We then left the market and returned to the center of the camp. Word came then that a group of young men were marching down from above, headed for the camp center and a possible confrontation with the Philippine Police Force. I went up with other American staff to meet the marchers, to walk with them and try to keep them from hurting others or being hurt.
As we walked through the center, some of the young men dashed off to the side toward Filipino homes to try to break a window or cause other damage. We ran with them. I remember persuading a man to put down a pickaxe and return to the road. Our Filipino friends and colleagues watched from doors and windows as the march passed World Relief offices and dorms. I no longer remember how the march ended, but it was without the confrontation with armed police that we feared.
We were exhausted and shaky when we got back to our offices. Then came an even deeper shock. One of my very best friends, a Filipina woman with whom I worked closely, told me that by walking alongside the marchers, I was taking the side of the rioters. We Americans were accused of betraying our Filipino colleagues. At an emotional meeting that evening, we heard from them that they’d been hit from behind while helping the vendors to escape the market. Why hadn’t we stopped this? Why hadn’t we protected them?
At first I was simply dumbfounded. The idea that I had the power as an American to prevent blows from falling on my friends during a riot – preposterous! And how could my friends interpret my joining the march as anything but an attempt to prevent damage and injury?
Fortunately, we Filipinos and Americans cared enough about each other to stick through this very difficult place. I knew my friends had been very brave to intervene in the riot, and I respected them too much to dismiss them as crazy, however offended I was at first. They did not give up on us either. Slowly, we found our way through, and here is what I learned.
For all the deep bonds of friendship and shared work that connected us, we were unconsciously living out our colonial past.
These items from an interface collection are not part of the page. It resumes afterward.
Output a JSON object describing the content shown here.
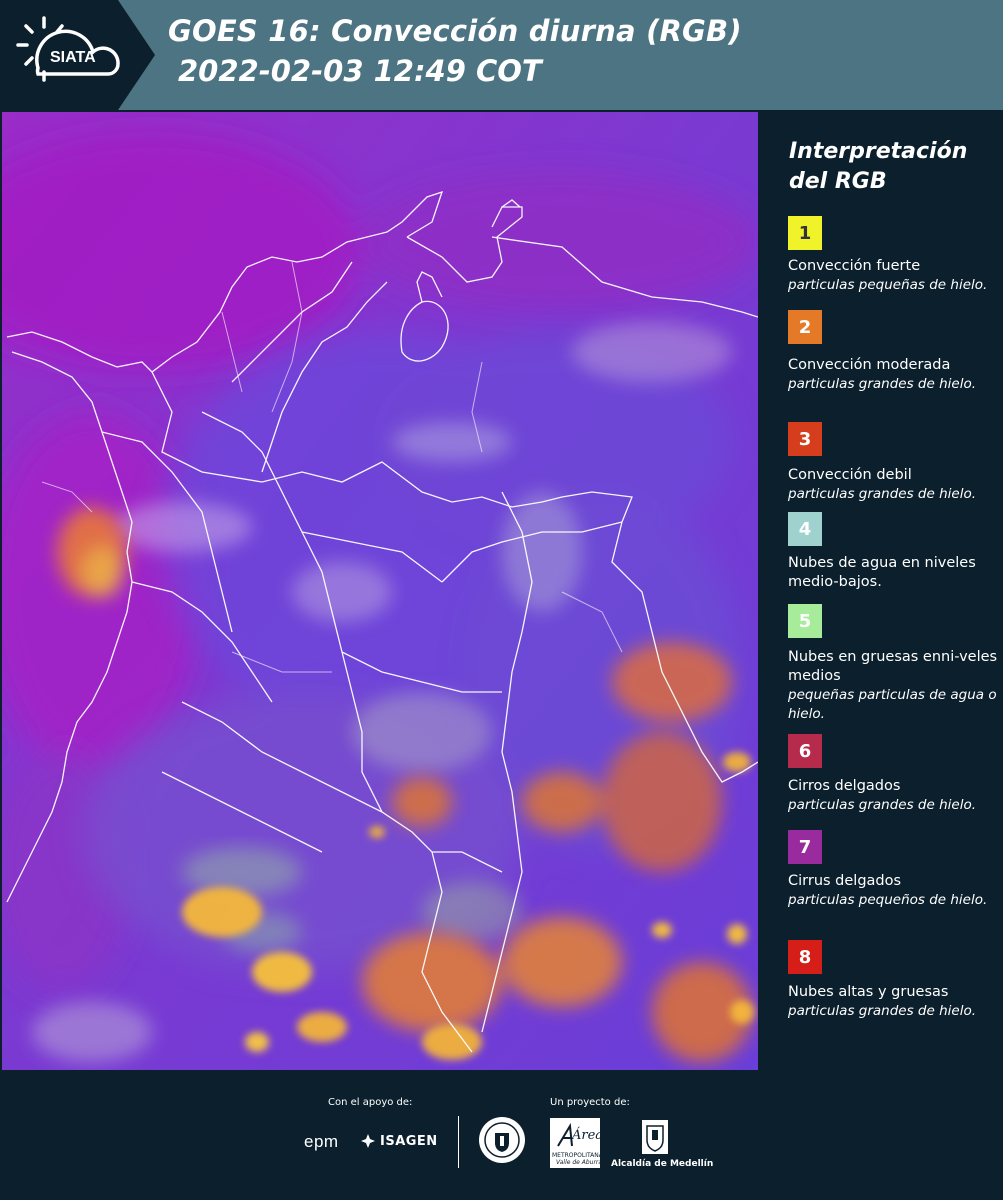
{
  "header": {
    "logo_text": "SIATA",
    "title_line1": "GOES 16: Convección diurna (RGB)",
    "title_line2": "2022-02-03 12:49 COT"
  },
  "legend": {
    "title_line1": "Interpretación",
    "title_line2": "del RGB",
    "items": [
      {
        "number": "1",
        "color": "#f0f22a",
        "text_color": "#333333",
        "label": "Convección fuerte",
        "sub": "particulas pequeñas de hielo."
      },
      {
        "number": "2",
        "color": "#e47a27",
        "text_color": "#ffffff",
        "label": "Convección moderada",
        "sub": "particulas grandes de hielo."
      },
      {
        "number": "3",
        "color": "#d53d1c",
        "text_color": "#ffffff",
        "label": "Convección debil",
        "sub": "particulas grandes de hielo."
      },
      {
        "number": "4",
        "color": "#9fd2ce",
        "text_color": "#ffffff",
        "label": "Nubes de agua en niveles medio-bajos.",
        "sub": ""
      },
      {
        "number": "5",
        "color": "#a7ec9b",
        "text_color": "#ffffff",
        "label": "Nubes en gruesas enni-veles medios",
        "sub": "pequeñas particulas de agua o hielo."
      },
      {
        "number": "6",
        "color": "#b62a4b",
        "text_color": "#ffffff",
        "label": "Cirros delgados",
        "sub": "particulas grandes de hielo."
      },
      {
        "number": "7",
        "color": "#992b9f",
        "text_color": "#ffffff",
        "label": "Cirrus delgados",
        "sub": "particulas pequeños de hielo."
      },
      {
        "number": "8",
        "color": "#d61e18",
        "text_color": "#ffffff",
        "label": "Nubes altas y gruesas",
        "sub": "particulas grandes de hielo."
      }
    ]
  },
  "footer": {
    "support_label": "Con el apoyo de:",
    "project_label": "Un proyecto de:",
    "sponsor_epm": "epm",
    "sponsor_isagen": "ISAGEN",
    "area_logo_text": "Área",
    "area_sub1": "METROPOLITANA",
    "area_sub2": "Valle de Aburrá",
    "alcaldia": "Alcaldía de Medellín"
  }
}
While middle management was both Filipino and American, all but one of the top positions in our agency were held by Americans. The future of our program depended on those above us in the U.S. Department of State and World Relief’s home office. However unwittingly, we Americans represented power and privilege. White privilege extended even to not being hit from behind by rioters.
Our Filipino friends, extraordinary people with great talent and dedication, also fell into a role unconsciously. In those moments of fear, I think they looked to us as powerful enough to protect them, as a child would expect a parent to shield him or her from harm. They were angry and hurt because we did not live up to this expectation.
So here we found ourselves dancing with our shadows. It was so painful and yet such a gift, for from this experience I learned to know my friends much more deeply, and also myself. I felt (not just understood) that history follows us and lives through us until we become conscious of it.
I knew I would write this story long before the verdict in the trial of George Zimmerman was announced. Once again, and every day, we are challenged to confront our history and to bring our shadows into the light.
David Blair of Harrisville is the cofounder and former executive director of the Mariposa Museum & World Culture Center in Peterborough. He writes about his travels and life the Philippines.